Anthropomorphizing its shelled protagonist in a manner so melodramatic as to make one cringe, Turtle: The Incredible Journey documents a hatchling’s trip from birth on a Florida beach to the Atlantic Gulf Stream and points beyond, a story whose narration (by Miranda Richardson) and music seem to be in constant battle for over-the-top supremacy. Buoyed by sterling underwater footage of baby turtles navigating roiling waves, hitching rides on seaweed “rafts,” and searching for food, not to mention other gorgeous sights of incandescent deep-sea creatures and coral spores illuminating the ocean’s darkness, director Nick Stringer is incapable of letting a single moment exist unembellished by poetic narration.
Richardson’s voiceover assumes all sorts of emotions and motivations for its titular loggerhead, and describes its progression through the Atlantic with overblown pronouncements like “Now she belongs to the arm of the great current.” Given its incessantness, such dialogue proves nearly intolerable, especially when accompanied by an orchestral score of such swelling, blaring intrusiveness that it implies not only emotional manipulation, but manipulation of the footage’s entire assembly, which purports to document the same single creature’s 10,000 kilometer, years-spanning expedition. Further compounding matters is a lack of actual drama, thanks to both a shortage of exciting developments (after the hatchling’s initial race to the water avoiding deadly crabs, there’s almost no suspense) and romanticism that makes plain the turtle’s eventual survival.

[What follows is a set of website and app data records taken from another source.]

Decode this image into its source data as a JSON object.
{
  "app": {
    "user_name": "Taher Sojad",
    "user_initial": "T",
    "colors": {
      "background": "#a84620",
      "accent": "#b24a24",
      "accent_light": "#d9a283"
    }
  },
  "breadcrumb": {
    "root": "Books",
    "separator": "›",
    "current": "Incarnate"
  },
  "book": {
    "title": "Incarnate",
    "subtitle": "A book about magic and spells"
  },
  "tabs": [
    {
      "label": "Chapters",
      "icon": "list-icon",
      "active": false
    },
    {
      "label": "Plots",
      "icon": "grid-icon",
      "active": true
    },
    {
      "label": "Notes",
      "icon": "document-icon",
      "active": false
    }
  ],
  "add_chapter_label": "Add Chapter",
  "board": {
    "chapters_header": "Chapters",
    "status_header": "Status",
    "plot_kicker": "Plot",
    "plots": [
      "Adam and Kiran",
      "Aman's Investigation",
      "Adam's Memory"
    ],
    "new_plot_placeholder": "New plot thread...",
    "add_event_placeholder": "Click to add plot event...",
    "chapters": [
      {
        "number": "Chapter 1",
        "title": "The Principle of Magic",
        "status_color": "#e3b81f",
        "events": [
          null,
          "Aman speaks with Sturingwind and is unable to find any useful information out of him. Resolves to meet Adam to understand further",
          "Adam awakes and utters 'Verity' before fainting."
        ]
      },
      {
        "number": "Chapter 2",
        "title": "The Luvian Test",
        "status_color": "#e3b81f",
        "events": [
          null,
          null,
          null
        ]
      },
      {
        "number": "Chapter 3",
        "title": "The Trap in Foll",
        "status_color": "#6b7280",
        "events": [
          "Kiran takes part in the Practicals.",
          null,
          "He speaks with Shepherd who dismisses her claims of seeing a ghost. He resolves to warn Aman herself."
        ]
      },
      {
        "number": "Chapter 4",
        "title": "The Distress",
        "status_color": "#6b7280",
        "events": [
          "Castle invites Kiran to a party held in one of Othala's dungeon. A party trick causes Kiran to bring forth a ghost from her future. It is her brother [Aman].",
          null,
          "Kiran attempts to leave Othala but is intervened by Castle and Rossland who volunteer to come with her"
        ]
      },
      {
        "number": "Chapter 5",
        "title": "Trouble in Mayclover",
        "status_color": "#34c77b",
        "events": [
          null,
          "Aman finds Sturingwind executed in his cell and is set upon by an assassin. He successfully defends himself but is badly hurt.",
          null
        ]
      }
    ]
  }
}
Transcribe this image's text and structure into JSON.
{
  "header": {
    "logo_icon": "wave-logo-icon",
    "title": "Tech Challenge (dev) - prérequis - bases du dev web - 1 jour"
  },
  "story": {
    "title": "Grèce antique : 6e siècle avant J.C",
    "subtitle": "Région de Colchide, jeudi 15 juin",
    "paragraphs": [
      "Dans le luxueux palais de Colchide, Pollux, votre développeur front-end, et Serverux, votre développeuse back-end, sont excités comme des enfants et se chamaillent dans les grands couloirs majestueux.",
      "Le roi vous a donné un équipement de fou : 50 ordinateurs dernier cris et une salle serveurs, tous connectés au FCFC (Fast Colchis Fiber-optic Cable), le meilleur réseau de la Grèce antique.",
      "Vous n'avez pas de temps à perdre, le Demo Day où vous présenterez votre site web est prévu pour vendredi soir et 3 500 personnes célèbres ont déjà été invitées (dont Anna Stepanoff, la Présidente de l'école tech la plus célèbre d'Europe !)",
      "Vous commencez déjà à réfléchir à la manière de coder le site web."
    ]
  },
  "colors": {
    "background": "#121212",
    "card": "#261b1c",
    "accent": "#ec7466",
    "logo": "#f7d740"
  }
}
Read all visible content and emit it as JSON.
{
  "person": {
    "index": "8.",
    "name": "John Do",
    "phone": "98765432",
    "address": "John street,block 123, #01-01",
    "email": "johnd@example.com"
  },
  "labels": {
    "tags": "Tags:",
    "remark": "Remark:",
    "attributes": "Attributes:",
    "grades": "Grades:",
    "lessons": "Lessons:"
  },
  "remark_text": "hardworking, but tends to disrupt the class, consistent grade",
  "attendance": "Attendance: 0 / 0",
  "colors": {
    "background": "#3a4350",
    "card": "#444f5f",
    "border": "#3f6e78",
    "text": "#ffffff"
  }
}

Turtle repeatedly harps on the “ancestral” voice guiding its subject along its ages-old course, but rather than atmospherically suggest that genetic heritage, Stringer opts for blunt expository celebration. Melanie Finn’s script and Richardson’s readings crowd out all subtlety, moderation, and sense of proportion, so that even the narrative’s natural bookending parallels come across as schematic attempts to elicit awe-struck wonder. With only a few platitudes to impart about the turtle’s “incredible journey” (that nature can be cruel; that life is an amazing, indefatigable process), Stringer finds himself struggling to fill 80 minutes by resorting to a torturously slow intro montage of birds on the beach, as well as tacked-on, glibly pandering later messages about the environment and mankind’s role in destroying it (“We have asked too much of the sea,” intones Richardson, without meaningful elaboration). Though it boasts its fair share of shots that approximate the turtle’s first-person point of view, the film’s most dominant presence is its heavy-handed maker.